In November, hackers broke in to the computers at Sony and released emails detailing private conversations, celebrity salaries, and other privileged information. The hack was unlawful, but news organizations still published the illegally-obtained material. Was it OK for the press to do this?
Liz Young, 21, senior, Ohio State University (Columbus, Ohio)
Young is editor-in-chief of The Lantern, Ohio State’s student newspaper. She was campus editor, assistant sports editor and a copy editor prior to becoming editor. She’s double-majoring in journalism and economics, and has interned at The Columbus Dispatch and Patch.com.
The press has a duty to serve its audience, to tell the truth, and to expose wrongdoing where people’s lives, money, or other interests are in danger.
While people’s money goes to Sony, and while there are interesting matters like potential gender pay gaps that were revealed through the leaks, no information published was truly worth covering on its own. Especially at the expense of feeding into the interests of the hackers, who also made threats on American security. It was, however, worth it to cover the hacks as a whole.
As director Aaron Sorkin said in an op-ed for The New York Times, the emails didn’t contain information about Sony breaking any laws, or misleading the public, or acting in direct harm to consumers. So why expose people’s private information and emails when it’s not for some greater good?
Personal emails that were leaked revealed personal biases, and information including salaries and medical information was leaked as well. It’s interesting—I’ll admit it freely. People’s lives intrigue me, and while I’ve refrained from clicking on most of the more gossipy headlines about the matter, it was active refrain, not a lack of interest, that kept me from reading. And if I had decided to seek out the information, I would have gone to the source directly—after all, why should I read filtered information if I can read it in full somewhere else?
Covering the leaks is entirely newsworthy and entirely important. Mentioning what was leaked is, too. But writing entire stories about Angelina Jolie being called a name and including screenshots of the emails? It feels like celebrity gossip.
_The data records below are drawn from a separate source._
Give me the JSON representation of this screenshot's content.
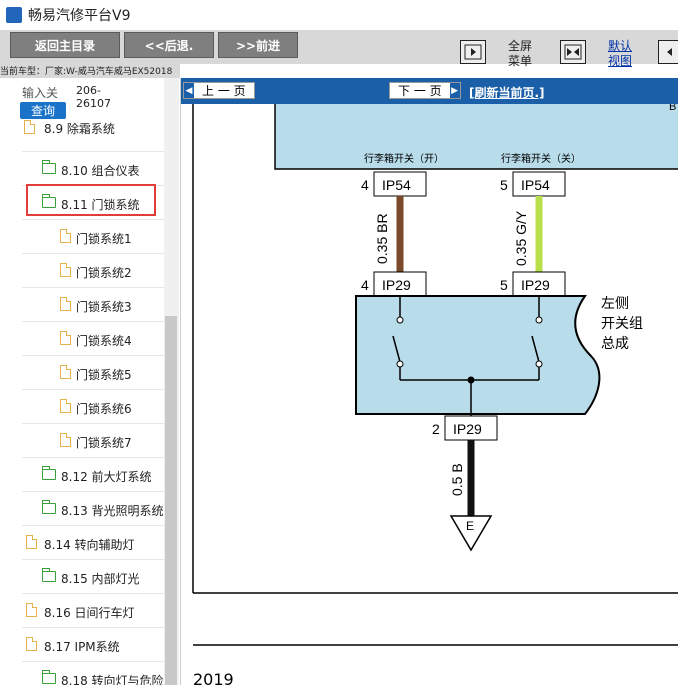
{
  "window": {
    "title": "畅易汽修平台V9"
  },
  "toolbar": {
    "home_label": "返回主目录",
    "back_label": "<<后退.",
    "forward_label": ">>前进",
    "fullscreen_label_1": "全屏",
    "fullscreen_label_2": "菜单",
    "default_view_label_1": "默认",
    "default_view_label_2": "视图"
  },
  "vehicle": {
    "text": "当前车型：厂家:W-威马汽车威马EX52018"
  },
  "search": {
    "label": "输入关",
    "button": "查询",
    "value_1": "206-",
    "value_2": "26107"
  },
  "tree": {
    "items": [
      {
        "label": "8.9 除霜系统"
      },
      {
        "label": "8.10 组合仪表"
      },
      {
        "label": "8.11 门锁系统"
      },
      {
        "label": "门锁系统1"
      },
      {
        "label": "门锁系统2"
      },
      {
        "label": "门锁系统3"
      },
      {
        "label": "门锁系统4"
      },
      {
        "label": "门锁系统5"
      },
      {
        "label": "门锁系统6"
      },
      {
        "label": "门锁系统7"
      },
      {
        "label": "8.12 前大灯系统"
      },
      {
        "label": "8.13 背光照明系统"
      },
      {
        "label": "8.14 转向辅助灯"
      },
      {
        "label": "8.15 内部灯光"
      },
      {
        "label": "8.16 日间行车灯"
      },
      {
        "label": "8.17 IPM系统"
      },
      {
        "label": "8.18 转向灯与危险"
      }
    ]
  },
  "nav": {
    "prev": "上 一 页",
    "next": "下 一 页",
    "refresh": "[刷新当前页.]"
  },
  "diagram": {
    "corner_label": "B",
    "switch_open_label": "行李箱开关（开）",
    "switch_closed_label": "行李箱开关（关）",
    "pin_4": "4",
    "pin_5": "5",
    "pin_2": "2",
    "conn_ip54": "IP54",
    "conn_ip29": "IP29",
    "wire_br": "0.35 BR",
    "wire_gy": "0.35 G/Y",
    "wire_b": "0.5 B",
    "component_line1": "左侧",
    "component_line2": "开关组",
    "component_line3": "总成",
    "ground": "E",
    "year": "2019"
  },
  "colors": {
    "wire_br": "#7a4a2a",
    "wire_gy": "#b8e04a",
    "box_fill": "#b8dcea",
    "nav_bg": "#1a5fa8"
  }
}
And in the end, I know it doesn’t affect how I’d spend my money—I’m still just as likely to see a Sony movie.
Darrell Ehrlick, 39, editor, Billings (Mont.) Gazette
Prior to being named editor of his hometown paper, Ehrlick worked for the Casper (Wyo.) Star-Tribune, the Winona (Minn.) Daily News, and the La Crosse (Wis.) Tribune. He has been with Lee Enterprises, Inc., for more than a decade.
This problem may seem new because it involves Hollywood, North Korea, cyberhacking, and celebrity gossip.
Really, it’s a problem the press confronts occasionally.
I believe journalists are called upon to make judgments on a case-by-case basis. I don’t think it’s realistic or even ethical to believe that any information obtained by questionable means should be off-limits. Information landing in the laps of publishers—in other words, leaked—is nothing new.
The means of how information was obtained must always be considered, but it has to be done in light of the information’s end: How important is it?
There’s also a difference between journalists obtaining information illegally, and illegally obtained information being given to journalists. The importance of the information can be framed in a number of ways, including its impact on government or the community.
It could also be judged by the relative interest readers have in the information. Is a bunch of snarky celebrity gossip a worthwhile story if it means accepting information that was obtained illegally? I don’t know.
One lesson this situation emphasizes is that information may be easily accessed, but not so easily controlled. As an editor, the more troubling thought would be that the information would somehow be off limits to the press before its importance could even be weighed.
In the day of instant digital communication, it’s actually surprising to me this type of material isn’t more frequently leaked, and that a large company like Sony seems surprised it got out.